Within the 100-mile zone, CBP agents can set up permanent and temporary checkpoints and have some ability to circumvent the Fourth Amendment, which protects against unreasonable searches and seizures, said Chris Rickerd of the ACLU’s national policy advocacy department. A 2015 report from the organization details the routine harassment of residents of border communities as they go about everyday activities, such as commuting to work, and the ACLU also has argued that enforcement within the 100-mile zone has led to racial profiling at courthouses and in hospitals. And it put immigrants and their families at risk during one of the largest natural disasters in recent United States history: When Hurricane Harvey hit Texas last August, CBP ignored precedent and said it would continue to enforce immigration laws at checkpoints along open highways, as residents fled life-threatening winds, rainfall, and flooding.
But what about questioning bus passengers? Law enforcement officers typically aren’t allowed to stop someone unless they have reasonable suspicion. But, if it’s at a checkpoint, CBP says it can get around those restrictions. In an email to Mother Jones, an agency spokesman cited two high-court rulings that he said give CBP the right to conduct these sorts of immigration stops. A 1976 Supreme Court case gave agents the right to inquire about citizenship at permanent checkpoints, and a later decision found there wasn’t a substantial difference between a temporary and permanent checkpoint.

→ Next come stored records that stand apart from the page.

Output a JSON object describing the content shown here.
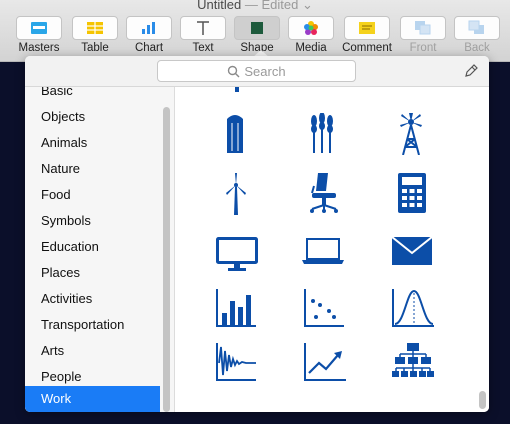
{
  "window": {
    "title": "Untitled",
    "edited": "— Edited",
    "chevron": "chevron-down-icon"
  },
  "toolbar": {
    "buttons": [
      {
        "label": "Masters",
        "icon": "masters-icon"
      },
      {
        "label": "Table",
        "icon": "table-icon"
      },
      {
        "label": "Chart",
        "icon": "chart-icon"
      },
      {
        "label": "Text",
        "icon": "text-icon"
      },
      {
        "label": "Shape",
        "icon": "shape-icon"
      },
      {
        "label": "Media",
        "icon": "media-icon"
      },
      {
        "label": "Comment",
        "icon": "comment-icon"
      },
      {
        "label": "Front",
        "icon": "front-icon"
      },
      {
        "label": "Back",
        "icon": "back-icon"
      }
    ]
  },
  "popover": {
    "search_placeholder": "Search",
    "categories": [
      "Basic",
      "Objects",
      "Animals",
      "Nature",
      "Food",
      "Symbols",
      "Education",
      "Places",
      "Activities",
      "Transportation",
      "Arts",
      "People",
      "Work"
    ],
    "selected_category": "Work",
    "shapes": [
      "grain-silo-icon",
      "wheat-icon",
      "windmill-icon",
      "wind-turbine-icon",
      "office-chair-icon",
      "calculator-icon",
      "monitor-icon",
      "laptop-icon",
      "envelope-icon",
      "bar-chart-icon",
      "scatter-plot-icon",
      "bell-curve-icon",
      "oscillation-graph-icon",
      "trend-up-icon",
      "org-chart-icon"
    ]
  },
  "colors": {
    "accent": "#1a7cf6",
    "shape_blue": "#0c4ea8",
    "desktop": "#0b0f2a"
  }
}
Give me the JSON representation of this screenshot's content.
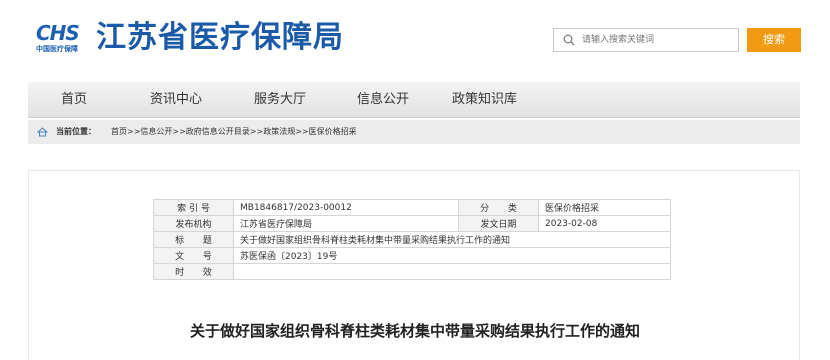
{
  "header": {
    "logo_mark": "CHS",
    "logo_sub": "中国医疗保障",
    "site_title": "江苏省医疗保障局",
    "search_placeholder": "请输入搜索关键词",
    "search_button": "搜索"
  },
  "nav": {
    "items": [
      "首页",
      "资讯中心",
      "服务大厅",
      "信息公开",
      "政策知识库"
    ]
  },
  "breadcrumb": {
    "label": "当前位置：",
    "path": "首页>>信息公开>>政府信息公开目录>>政策法规>>医保价格招采"
  },
  "meta": {
    "index_label": "索 引 号",
    "index_value": "MB1846817/2023-00012",
    "category_label": "分 类",
    "category_value": "医保价格招采",
    "publisher_label": "发布机构",
    "publisher_value": "江苏省医疗保障局",
    "date_label": "发文日期",
    "date_value": "2023-02-08",
    "title_label": "标 题",
    "title_value": "关于做好国家组织骨科脊柱类耗材集中带量采购结果执行工作的通知",
    "docno_label": "文 号",
    "docno_value": "苏医保函〔2023〕19号",
    "validity_label": "时 效",
    "validity_value": ""
  },
  "document": {
    "title": "关于做好国家组织骨科脊柱类耗材集中带量采购结果执行工作的通知"
  },
  "colors": {
    "brand_blue": "#1b5aa8",
    "search_orange": "#f19a12"
  }
}
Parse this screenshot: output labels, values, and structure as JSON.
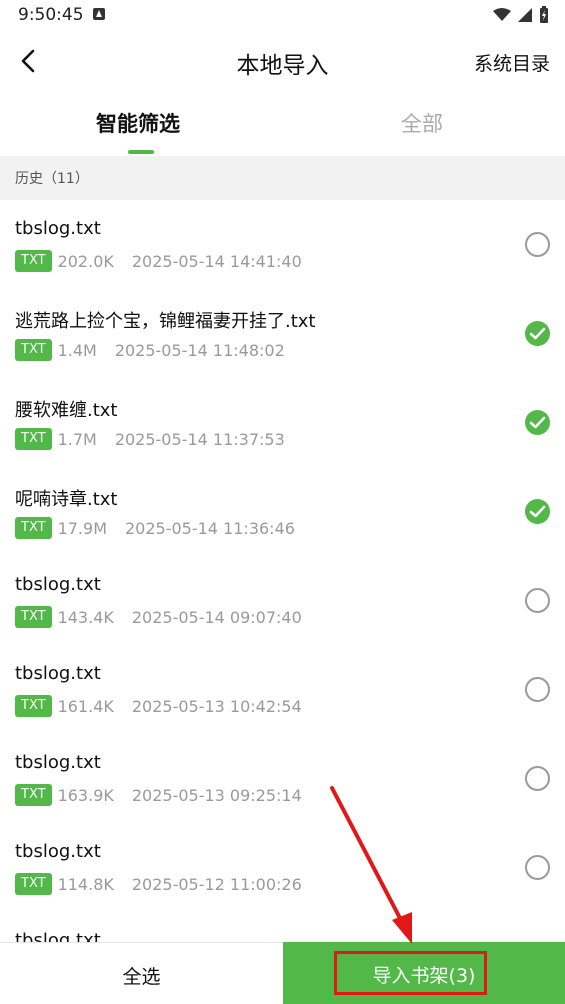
{
  "status_bar": {
    "time": "9:50:45"
  },
  "header": {
    "title": "本地导入",
    "right_action": "系统目录"
  },
  "tabs": [
    {
      "label": "智能筛选",
      "active": true
    },
    {
      "label": "全部",
      "active": false
    }
  ],
  "section": {
    "label": "历史（11）"
  },
  "files": [
    {
      "name": "tbslog.txt",
      "type": "TXT",
      "size": "202.0K",
      "date": "2025-05-14 14:41:40",
      "checked": false
    },
    {
      "name": "逃荒路上捡个宝，锦鲤福妻开挂了.txt",
      "type": "TXT",
      "size": "1.4M",
      "date": "2025-05-14 11:48:02",
      "checked": true
    },
    {
      "name": "腰软难缠.txt",
      "type": "TXT",
      "size": "1.7M",
      "date": "2025-05-14 11:37:53",
      "checked": true
    },
    {
      "name": "呢喃诗章.txt",
      "type": "TXT",
      "size": "17.9M",
      "date": "2025-05-14 11:36:46",
      "checked": true
    },
    {
      "name": "tbslog.txt",
      "type": "TXT",
      "size": "143.4K",
      "date": "2025-05-14 09:07:40",
      "checked": false
    },
    {
      "name": "tbslog.txt",
      "type": "TXT",
      "size": "161.4K",
      "date": "2025-05-13 10:42:54",
      "checked": false
    },
    {
      "name": "tbslog.txt",
      "type": "TXT",
      "size": "163.9K",
      "date": "2025-05-13 09:25:14",
      "checked": false
    },
    {
      "name": "tbslog.txt",
      "type": "TXT",
      "size": "114.8K",
      "date": "2025-05-12 11:00:26",
      "checked": false
    },
    {
      "name": "tbslog.txt",
      "type": "TXT",
      "size": "",
      "date": "",
      "checked": false
    }
  ],
  "bottom": {
    "select_all": "全选",
    "import": "导入书架(3)"
  },
  "colors": {
    "accent": "#52b848",
    "highlight": "#e01818"
  }
}
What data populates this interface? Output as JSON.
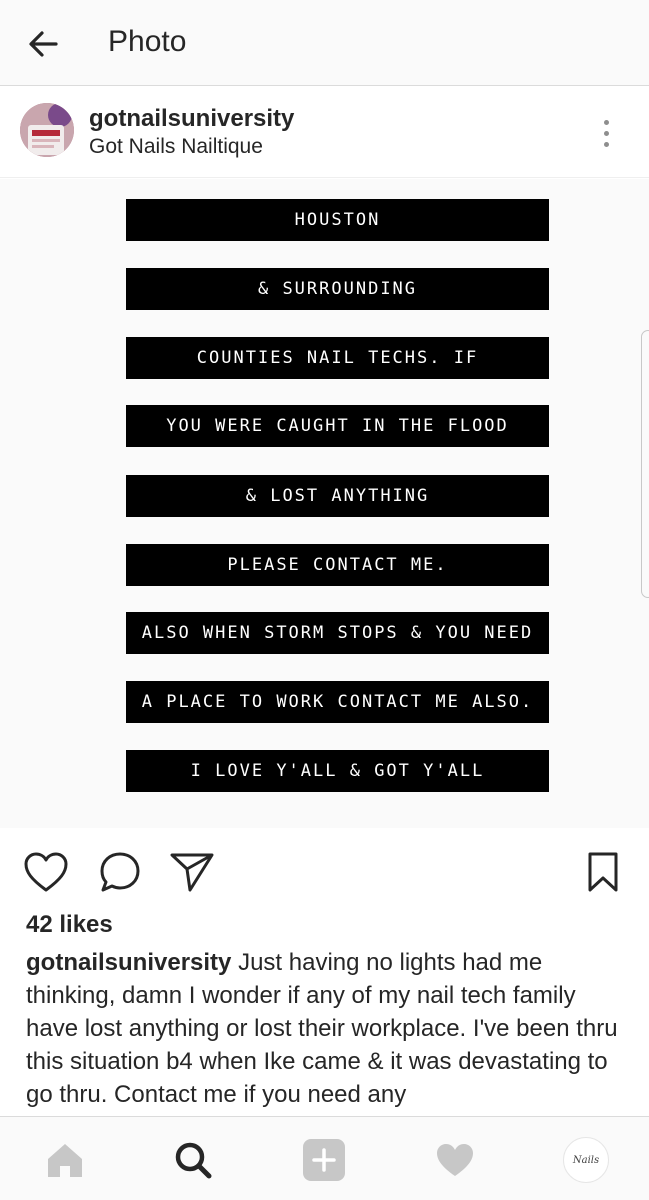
{
  "header": {
    "title": "Photo",
    "back_icon": "arrow-left-icon"
  },
  "post": {
    "username": "gotnailsuniversity",
    "location": "Got Nails Nailtique",
    "more_icon": "more-vertical-icon",
    "image_lines": [
      "HOUSTON",
      "& SURROUNDING",
      "COUNTIES NAIL TECHS. IF",
      "YOU WERE CAUGHT IN THE FLOOD",
      "& LOST ANYTHING",
      "PLEASE CONTACT ME.",
      "ALSO WHEN STORM STOPS & YOU NEED",
      "A PLACE TO WORK CONTACT ME ALSO.",
      "I LOVE Y'ALL & GOT Y'ALL"
    ],
    "likes": "42 likes",
    "caption_user": "gotnailsuniversity",
    "caption_text": "Just having no lights had me thinking, damn I wonder if any of my nail tech family have lost anything or lost their workplace. I've been thru this situation b4 when Ike came & it was devastating to go thru. Contact me if you need any"
  },
  "actions": {
    "like_icon": "heart-outline-icon",
    "comment_icon": "comment-bubble-icon",
    "share_icon": "paper-plane-icon",
    "save_icon": "bookmark-icon"
  },
  "bottom_nav": {
    "items": [
      "home-icon",
      "search-icon",
      "add-post-icon",
      "activity-heart-icon",
      "profile-avatar"
    ],
    "profile_logo_text": "Nails"
  },
  "colors": {
    "text": "#262626",
    "inactive_icon": "#c7c7c7",
    "bar_background": "#000000",
    "bar_text": "#ffffff"
  }
}
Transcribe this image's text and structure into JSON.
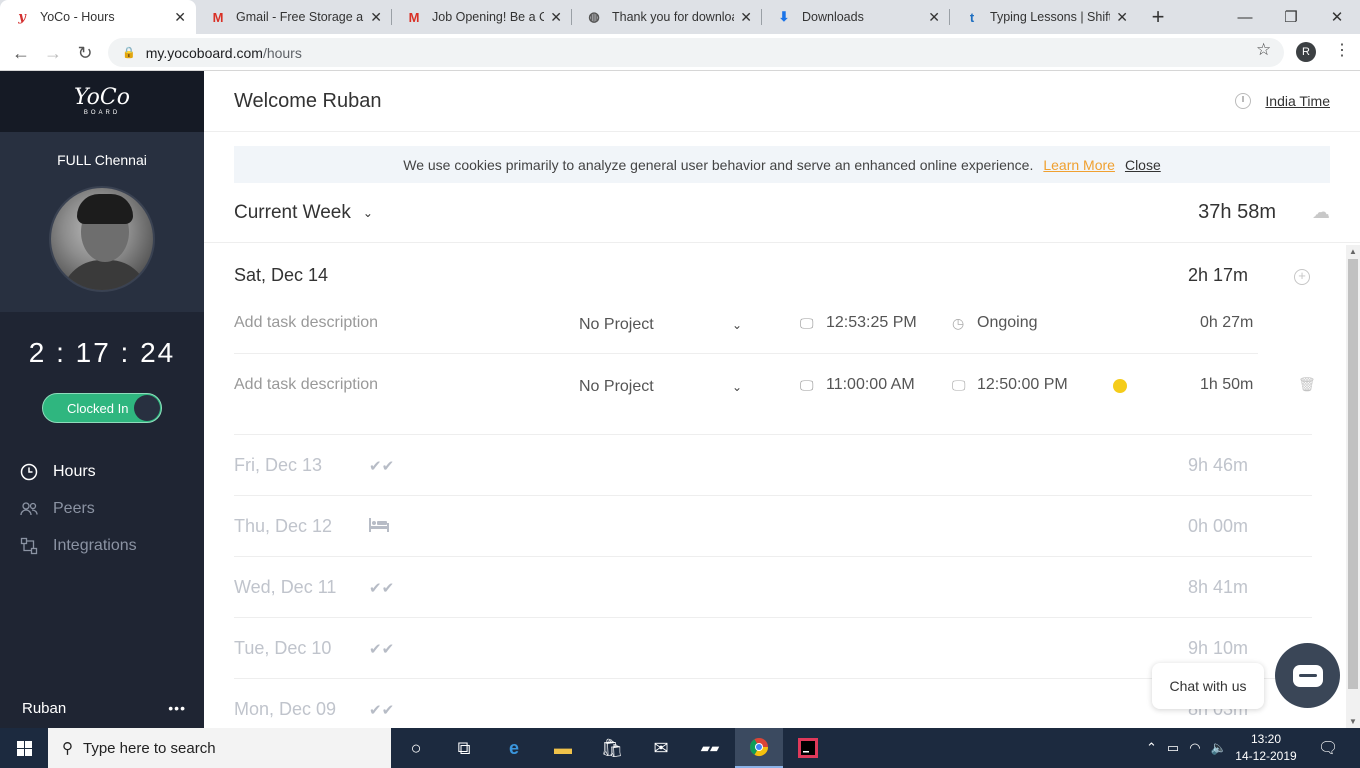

Civil liberties organizations dispute CBP’s conclusion that they can treat places like a bus station within the 100-mile zone as a checkpoint, which is why many, including the ACLU, have voiced concern over the recent stops. Michael Price, senior counsel in the liberty and national security program at the Brennan Center for Justice, said the government’s reasoning gives “Customs and Border Protection officers an extraordinary amount of power to stop people for no reason at all.”
This isn’t the first time the agency has used this power. In 2010, the New York Times reported that Border Patrol agents routinely asked riders on Amtrak trains in upstate New York for documentation. A year later, a New York Civil Liberties Union study showed that Border Patrol agents frequently boarded trains and buses miles away from the border in central and western New York, where they detained passengers who could not prove their legal residency in the United States. (In Obama’s second term, Rickerd noted, the Department of Homeland Security directed federal agents to focus on deporting people who had committed crimes, which led to a decrease in stops—at least in places like upstate New York.)
Meanwhile, the ACLU of Maine is concerned enough about a potential policy change under Trump that it sent a public information request to CBP asking if the agency has issued a new directive, said Zach Heiden, the organization’s legal director. Heiden, Rickerd, and other advocates said they don’t see this type of harsh enforcement going away anytime soon.
“They’re going after people,” Rickerd said, “in dragnet fashion.”